Ellsworth painter features workArtist reception planned from 2-4 p.m. Sunday at Carnegie Cultural Center LUVERNE — When Dorothy Hocking was a little girl in grade school in South Dakota, she loved her Fridays. It wasn’t because it was the last day of school before the weekend, but because it was the day her teacher set aside for art.
By: Julie Buntjer, Worthington Daily Globe
LUVERNE — When Dorothy Hocking was a little girl in grade school in South Dakota, she loved her Fridays. It wasn’t because it was the last day of school before the weekend, but because it was the day her teacher set aside for art. For one hour each Friday, students were to illustrate a scene from one of the books they had read that week.
“The other kids just moaned and I loved it,” Hocking recalled.
Though not quite sure just when she discovered her fondness for drawing and painting, Hocking said her mother was “kind of an artist” and enjoyed drawing in her spare time.

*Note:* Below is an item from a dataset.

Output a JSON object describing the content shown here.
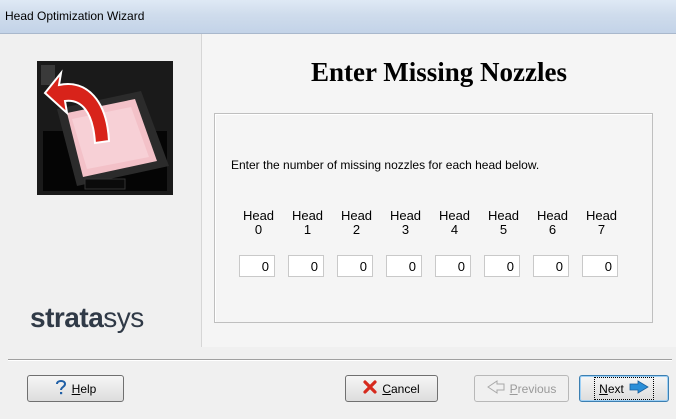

It wasn’t until Hocking attended high school in Humboldt, S.D., that she received more formal training in art. Since then, she has taken an array of art classes and collected a number of art books to help hone her skills.
“I always was fascinated in (art),” she said.
Now living in Ellsworth, Hocking will display her artwork at the Carnegie Cultural Center in Luverne through the month of October. An artist reception in her honor is planned from 2 to 4 p.m. Sunday, in conjunction with the grand reopening of the Carnegie.
Hocking’s display features mainly watercolor and oil paintings, though she also has dabbled in pencil and ink marker drawings. She is skilled in both nature scenes and portraiture.
“I like to do snow, winter, summer and autumn — the seasons are fun to do,” said the 80-year-old Hocking as she walked through the gallery Wednesday morning inside the Carnegie.
Hocking likes to take a lot of photographs, which she uses occasionally in her painting.
“You can work from several photographs for one painting,” she said.
One of her paintings done of Cathedral Rock in Sedona, Ariz., was modeled after a single photograph.
“I’ve been there four or five different times but I’ve never found that scene,” Hocking explained.
As she moved from piece to piece, Hocking shared details about her inspiration.
“This is probably the first watercolor I ever did,” she said of a painting she named Two Roses. “I can’t sell it — it’s in my heart.”
Others — the portraits — were crafted for a couple of her grandchildren, her son and daughter-in-law, and a little girl who is a friend of the family. A commissioned piece titled “EvaLu,” is also in the display, and the model will be among those in attendance at Sunday’s reception.
When she came to a painting she calls “God’s House,” Hocking talked about her Christian life.
“I thank the Lord every day for the gift he gave me,” she said. “One is never bored when you can do artwork.”
Several of the pieces in the collection aren’t for sale — they’ve been painted as gifts or have special meaning for the artist.
Hocking continues to do pieces on commission, from painting someone’s portrait to recreating on canvas an image of a family’s farm or home.
“I like oils for portraits,” she said. “The nice thing about that is if you don’t like what you have, you can paint over it. And, you put light on an oil and it just glows.”
Watercolor offers more of a challenge in that it’s difficult to make changes.
One of Hocking’s watercolors — an image of a South Dakota barn in winter — was chosen for the cover of the South Dakota Magazine’s Jan./Feb. 1999 issue. The same painting will be featured in South Dakota Magazine’s 2011 calendar.